The quantum laws governing atoms and other tiny objects seem to defy common sense, and information encoded in quantum systems has weird properties that baffle our feeble human minds. John Preskill will explain why he loves quantum entanglement, the elusive feature making quantum information fundamentally different from information in the macroscopic world.
By exploiting quantum entanglement, quantum computers should be able to solve otherwise intractable problems, with far-reaching applications to cryptology, materials, and fundamental physical science. Preskill is less weird than a quantum computer, and easier to understand.
About the Speaker
John Preskill is the Richard P. Feynman Professor of Theoretical Physics at California Institute of Technology and the director of the Institute for Quantum Information and Matter at Caltech.
Preskill received his Ph.D. in physics in 1980 from Harvard University. He joined the Caltech faculty in 1983.
Preskill began his career in particle physics and cosmology, but in the 1990s he got excited about the possibility of solving otherwise intractable computational problems by exploiting quantum physics. He is especially intrigued by the ways our deepening understanding of quantum information and quantum computing can be applied to other fundamental issues in physics, such as the quantum structure of space and time.
You can follow Preskill on Twitter @preskill.
The lecture is preceded by an exhibit about the life and work of David Ritz Finkelstein. The exhibit will be on display at Clough Commons Atrium on April 8-25, 2019.
About the Bold Ideas In Physics Lecture Series and Exhibit
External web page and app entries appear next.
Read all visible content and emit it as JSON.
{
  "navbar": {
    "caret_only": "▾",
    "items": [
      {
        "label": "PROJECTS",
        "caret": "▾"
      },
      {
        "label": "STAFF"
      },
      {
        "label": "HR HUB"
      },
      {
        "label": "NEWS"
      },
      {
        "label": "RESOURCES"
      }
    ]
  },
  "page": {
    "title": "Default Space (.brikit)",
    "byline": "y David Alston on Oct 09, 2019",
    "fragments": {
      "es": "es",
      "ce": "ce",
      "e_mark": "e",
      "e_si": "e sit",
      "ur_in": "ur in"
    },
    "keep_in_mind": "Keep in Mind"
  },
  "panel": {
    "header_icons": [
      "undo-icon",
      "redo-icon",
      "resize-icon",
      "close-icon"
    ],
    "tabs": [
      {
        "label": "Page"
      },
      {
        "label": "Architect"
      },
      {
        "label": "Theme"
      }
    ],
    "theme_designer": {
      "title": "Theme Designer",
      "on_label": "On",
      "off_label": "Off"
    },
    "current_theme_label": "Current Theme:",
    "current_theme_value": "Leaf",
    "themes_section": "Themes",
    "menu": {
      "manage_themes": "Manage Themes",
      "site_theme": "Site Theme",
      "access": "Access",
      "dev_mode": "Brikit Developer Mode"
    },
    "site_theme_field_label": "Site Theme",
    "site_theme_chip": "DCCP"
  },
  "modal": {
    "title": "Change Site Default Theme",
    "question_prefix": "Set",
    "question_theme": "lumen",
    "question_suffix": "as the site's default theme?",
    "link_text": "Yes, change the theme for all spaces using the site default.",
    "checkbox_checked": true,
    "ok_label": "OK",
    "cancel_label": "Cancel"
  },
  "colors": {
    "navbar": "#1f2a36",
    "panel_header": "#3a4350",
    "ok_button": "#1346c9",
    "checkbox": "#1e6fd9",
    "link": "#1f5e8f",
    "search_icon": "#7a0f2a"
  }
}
The lecture series celebrates the life and work of David Ritz Finkelstein, the late School of Physics professor who was unafraid to challenge orthodoxy. The exhibit introduces Professor Finkelstein's life, his work on gravitational fields, space-time, quantum relativity, and quantum computations, as well as research by Georgia Tech faculty and students that continues some of his bold ideas. For more information, visit www.davidritzfinkelstein.com.